Only lines with the string "Adolf" are wanted. Pull them out of the data.

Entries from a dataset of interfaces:
════

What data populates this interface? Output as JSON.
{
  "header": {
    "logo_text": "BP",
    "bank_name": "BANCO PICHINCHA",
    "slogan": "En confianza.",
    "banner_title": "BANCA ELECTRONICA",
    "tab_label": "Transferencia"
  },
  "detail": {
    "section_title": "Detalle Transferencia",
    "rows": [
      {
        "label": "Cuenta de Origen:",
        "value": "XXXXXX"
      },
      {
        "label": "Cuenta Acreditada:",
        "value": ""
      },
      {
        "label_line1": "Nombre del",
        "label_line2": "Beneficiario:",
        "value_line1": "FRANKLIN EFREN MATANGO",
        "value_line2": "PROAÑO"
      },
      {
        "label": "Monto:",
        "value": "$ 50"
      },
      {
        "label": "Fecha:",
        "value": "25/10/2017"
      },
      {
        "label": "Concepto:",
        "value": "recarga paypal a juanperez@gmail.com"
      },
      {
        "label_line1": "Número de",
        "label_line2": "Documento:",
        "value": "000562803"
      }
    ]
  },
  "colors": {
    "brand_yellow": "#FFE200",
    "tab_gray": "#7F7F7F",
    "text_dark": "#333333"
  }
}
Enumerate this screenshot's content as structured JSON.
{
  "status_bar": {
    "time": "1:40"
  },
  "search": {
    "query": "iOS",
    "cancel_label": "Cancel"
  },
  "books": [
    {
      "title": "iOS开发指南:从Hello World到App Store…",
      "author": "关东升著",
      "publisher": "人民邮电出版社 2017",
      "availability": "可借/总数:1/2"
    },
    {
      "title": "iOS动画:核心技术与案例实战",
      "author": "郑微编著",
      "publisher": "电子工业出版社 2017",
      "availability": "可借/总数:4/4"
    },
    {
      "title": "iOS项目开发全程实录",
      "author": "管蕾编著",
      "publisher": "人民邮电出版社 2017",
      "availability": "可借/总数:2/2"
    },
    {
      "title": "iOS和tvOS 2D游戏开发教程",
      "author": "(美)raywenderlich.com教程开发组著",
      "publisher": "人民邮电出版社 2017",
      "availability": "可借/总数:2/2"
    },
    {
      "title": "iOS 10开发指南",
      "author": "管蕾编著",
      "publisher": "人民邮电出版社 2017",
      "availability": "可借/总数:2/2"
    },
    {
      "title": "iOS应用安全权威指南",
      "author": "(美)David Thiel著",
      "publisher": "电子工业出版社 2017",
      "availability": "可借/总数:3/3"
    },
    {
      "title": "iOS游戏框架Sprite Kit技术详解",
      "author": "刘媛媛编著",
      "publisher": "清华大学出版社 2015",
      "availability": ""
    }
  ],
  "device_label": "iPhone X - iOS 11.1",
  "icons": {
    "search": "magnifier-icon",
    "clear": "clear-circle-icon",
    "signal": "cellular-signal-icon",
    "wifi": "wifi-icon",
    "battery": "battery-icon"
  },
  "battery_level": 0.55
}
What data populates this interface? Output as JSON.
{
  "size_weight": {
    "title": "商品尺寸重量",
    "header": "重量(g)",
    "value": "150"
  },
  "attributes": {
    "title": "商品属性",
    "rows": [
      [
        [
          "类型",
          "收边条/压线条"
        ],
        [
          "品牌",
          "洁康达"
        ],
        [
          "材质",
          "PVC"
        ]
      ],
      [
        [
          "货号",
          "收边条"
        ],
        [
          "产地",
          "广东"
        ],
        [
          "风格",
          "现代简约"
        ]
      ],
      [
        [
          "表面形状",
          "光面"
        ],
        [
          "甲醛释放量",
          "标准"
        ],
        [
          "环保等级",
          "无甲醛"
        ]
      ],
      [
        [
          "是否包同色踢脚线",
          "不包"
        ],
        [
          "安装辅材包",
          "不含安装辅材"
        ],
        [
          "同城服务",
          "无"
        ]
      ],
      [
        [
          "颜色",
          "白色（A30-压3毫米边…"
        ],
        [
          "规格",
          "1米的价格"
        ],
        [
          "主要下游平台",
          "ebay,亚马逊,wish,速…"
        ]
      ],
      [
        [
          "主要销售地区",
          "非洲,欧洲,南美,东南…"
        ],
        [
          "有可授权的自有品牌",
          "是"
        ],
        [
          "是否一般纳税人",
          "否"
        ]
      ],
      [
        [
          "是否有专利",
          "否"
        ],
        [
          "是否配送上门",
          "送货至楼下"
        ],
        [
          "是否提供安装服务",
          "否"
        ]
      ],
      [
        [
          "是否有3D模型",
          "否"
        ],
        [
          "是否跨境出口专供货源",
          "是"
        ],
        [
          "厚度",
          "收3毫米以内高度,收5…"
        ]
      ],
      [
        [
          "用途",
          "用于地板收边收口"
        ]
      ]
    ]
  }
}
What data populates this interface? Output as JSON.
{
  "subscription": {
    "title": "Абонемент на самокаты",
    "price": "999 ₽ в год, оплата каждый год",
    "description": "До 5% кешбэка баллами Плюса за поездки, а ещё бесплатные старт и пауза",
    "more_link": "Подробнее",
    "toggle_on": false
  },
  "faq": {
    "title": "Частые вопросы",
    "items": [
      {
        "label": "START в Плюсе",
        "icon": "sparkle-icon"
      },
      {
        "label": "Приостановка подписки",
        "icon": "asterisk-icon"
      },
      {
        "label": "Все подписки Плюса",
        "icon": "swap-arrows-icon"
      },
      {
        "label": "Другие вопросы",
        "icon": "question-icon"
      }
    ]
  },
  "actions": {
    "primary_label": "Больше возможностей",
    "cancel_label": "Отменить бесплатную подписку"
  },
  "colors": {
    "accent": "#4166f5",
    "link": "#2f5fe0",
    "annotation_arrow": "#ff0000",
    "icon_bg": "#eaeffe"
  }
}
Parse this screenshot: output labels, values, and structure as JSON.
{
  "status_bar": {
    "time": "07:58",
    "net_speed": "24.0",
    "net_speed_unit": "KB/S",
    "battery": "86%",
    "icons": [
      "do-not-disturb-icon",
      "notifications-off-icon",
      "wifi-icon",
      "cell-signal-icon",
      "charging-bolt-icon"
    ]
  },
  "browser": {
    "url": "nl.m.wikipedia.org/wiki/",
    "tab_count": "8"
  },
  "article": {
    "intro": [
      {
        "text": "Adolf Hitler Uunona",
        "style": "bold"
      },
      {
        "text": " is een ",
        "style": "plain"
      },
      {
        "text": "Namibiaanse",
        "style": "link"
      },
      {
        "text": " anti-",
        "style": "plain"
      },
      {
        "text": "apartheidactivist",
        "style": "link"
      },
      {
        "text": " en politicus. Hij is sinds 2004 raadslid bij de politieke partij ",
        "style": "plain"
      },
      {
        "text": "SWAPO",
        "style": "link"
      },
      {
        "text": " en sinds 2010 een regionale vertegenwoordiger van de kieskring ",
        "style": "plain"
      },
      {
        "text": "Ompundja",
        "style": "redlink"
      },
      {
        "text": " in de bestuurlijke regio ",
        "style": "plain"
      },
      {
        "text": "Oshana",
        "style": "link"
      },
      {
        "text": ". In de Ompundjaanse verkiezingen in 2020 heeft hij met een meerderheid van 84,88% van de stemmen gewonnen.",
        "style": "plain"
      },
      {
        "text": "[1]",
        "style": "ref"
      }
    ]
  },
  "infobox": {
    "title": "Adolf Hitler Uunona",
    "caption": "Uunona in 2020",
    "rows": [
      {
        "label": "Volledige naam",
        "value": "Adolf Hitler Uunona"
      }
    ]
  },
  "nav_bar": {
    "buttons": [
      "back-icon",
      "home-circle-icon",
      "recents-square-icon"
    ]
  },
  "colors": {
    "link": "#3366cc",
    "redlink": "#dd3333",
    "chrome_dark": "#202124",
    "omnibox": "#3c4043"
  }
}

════

* [Result of this exercise]:
        "text": "Adolf Hitler Uunona",
    "title": "Adolf Hitler Uunona",
        "value": "Adolf Hitler Uunona"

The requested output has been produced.